But this shoot, this perfect king is not who God’s people expect. The Israelites expect their king to be born, maybe not in a palace, but certainly not in a smelly animal stable. The Israelites expect their king to free them from Rome, not sin and death. To the Israelites the shoot from Jesse’s stump is supposed to put God’s poor and oppressed people back on top politically and economically. Jesus is not the shoot the Israelites were looking for.
What Do We Expect From Christmas?
Oftentimes Jesus sends us shoots we are not looking for. Especially when it comes to our Christmastime expectations. This Christmastime especially, many are only seeing stumps.
We expect to be with all the people we love at Christmas. This year all we see are stumps of empty chairs, and loneliness. We expect to enjoy the shoot of being at church on Christmas Eve, but all we see is the stump of an empty sanctuary. Christmas caroling, the living creche and pageants filled with singing children are the usual shoots that renew our spirits at Christmastime. This year all we see are stumps.
Shoots In The Stumps
During Advent – the four weeks before Christmas – God is calling us to start looking for the shoots.  But the shoots will not look like we expect them to look. 
This year the shoots look like quiet Christmas celebrations that will connect us to that quiet, first Christmas celebration in a stable. “Silent night, holy night…” This year the shoot is the good news that God’s angels bring to us. Good news that in this world filled with diseases of Corona virus and racism God’s angels come to us saying, “I bring you good news of great joy that shall be for all the earth, for unto you is born this day in Bethlehem, a Savior.” This year’s Christmas shoot that springs from the stumps of our lives is the fact that Jesus comes into the world not to make the good better, but to save us from the awful, and to work through the bad to bring about good.
What Looks Dead?
Jesus is the king that the Christmas prophet Isaiah promised us. Jesus is the shoot coming forth from the stump.
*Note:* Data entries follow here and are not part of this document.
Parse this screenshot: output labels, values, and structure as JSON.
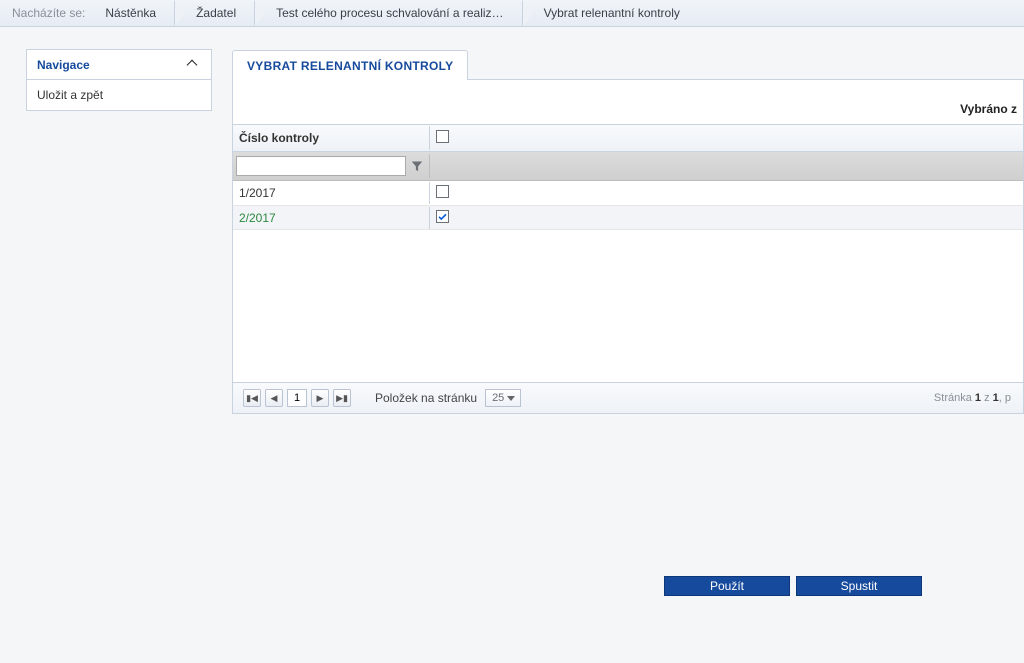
{
  "breadcrumb": {
    "label": "Nacházíte se:",
    "items": [
      "Nástěnka",
      "Žadatel",
      "Test celého procesu schvalování a realiz…",
      "Vybrat relenantní kontroly"
    ]
  },
  "sidebar": {
    "title": "Navigace",
    "items": [
      "Uložit a zpět"
    ]
  },
  "tab": {
    "title": "VYBRAT RELENANTNÍ KONTROLY"
  },
  "selected_label": "Vybráno z",
  "grid": {
    "header_col1": "Číslo kontroly",
    "filter_value": "",
    "rows": [
      {
        "number": "1/2017",
        "checked": false
      },
      {
        "number": "2/2017",
        "checked": true
      }
    ]
  },
  "pager": {
    "page": "1",
    "items_label": "Položek na stránku",
    "page_size": "25",
    "info_prefix": "Stránka ",
    "info_page": "1",
    "info_mid": " z ",
    "info_total": "1",
    "info_suffix": ", p"
  },
  "actions": {
    "apply": "Použít",
    "run": "Spustit"
  }
}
And Jesus is the Shoot who brings life back to all the stumps in our lives. What in your life seems as dead as a stump? Have you lost your sense of Christmas wonder?  Allow Jesus to bring forth a shoot of deep wonder. Have you lost your appreciation for God’s great gift of Jesus? Let Jesus bring to life deep within you a renewed spirit of gratitude for Christ’s birth. Are you seeing only Christmas sadness, or Christmas stress? Offer that sadness and stress to Jesus who will bring shoots of healing and joy.
Whatever the stumps in our lives look like, I want you to know that Christmas is all about Jesus coming into the world to bring shoots out of our stumps. When all we see are stumps, look to Jesus who loves us enough to come into the world to give us new life.
Are you stumped? Don’t worry, Jesus has a shoot springing up for you this Christmas. I promise!